Ten years later Patricia’s paintings continue to speak for Hot Springs, which is part of the goal of the Artist-in-Residence (AIR) program. Over 50 residency programs exist throughout the country, and artists can choose to apply for locations as remote as Denali in Alaska, or as historic as sites in New England. These programs offer opportunities of research and reflection for artists who can use their unique voices to document our natural heritage. More than document, artists can aid in protecting our natural lands, as Thomas Moran did in the 1870s. This tradition has continued on with AIR programs, as well as initiatives like Paint the Parks.
With her diverse park experiences, as well as international plein air painting, Patricia is one of many artists who supports Paint the Parks. The movement invites painters to join the community and contribute 10% of their earnings back to the parks they paint. It encourages artists to become stewards through their creations, to “actively participate in painting and preserving our precious park-lands for future generations.”
Artists can connect with like-minded folks and contribute their work to a diverse gallery of park-inspired paintings. Meanwhile, patrons can connect with landscapes they love and support the parks through their purchases.
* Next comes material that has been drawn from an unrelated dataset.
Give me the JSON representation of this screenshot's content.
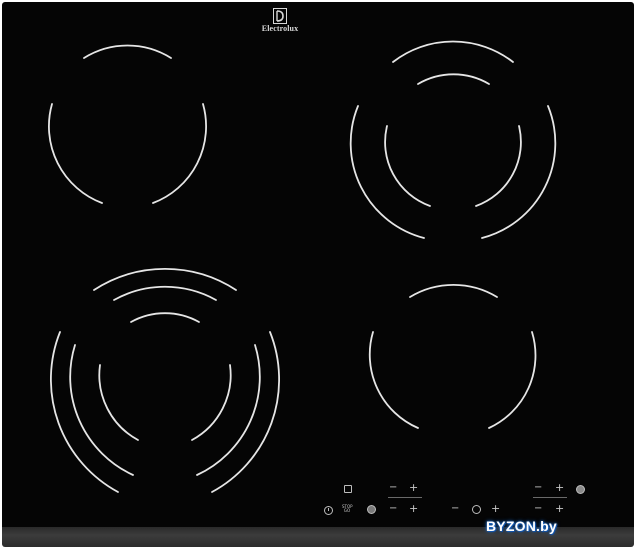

For Patricia, painting in parks has been a source of healing and connecting to the land. Her journey continues this summer as she prepares for her 12th residency at Bighorn Canyon National Recreation Area. We invite you to view all of her diverse paintings at her website, patcummins.com, and also check out her Q&A with the National Park Foundation.
Hot Springs National Park showed us that it’s not hard to find a peaceful moment even in an urban setting. As Patricia’s paintings depict, there is beauty in the simplicity surrounding a stone bridge or quiet creek. Whether you take a lunch break through Central Park or afternoon hike in Hot Springs, you’ll surely feel a little more healed from the experience.
And we can all use a little bit of that healing, now and then.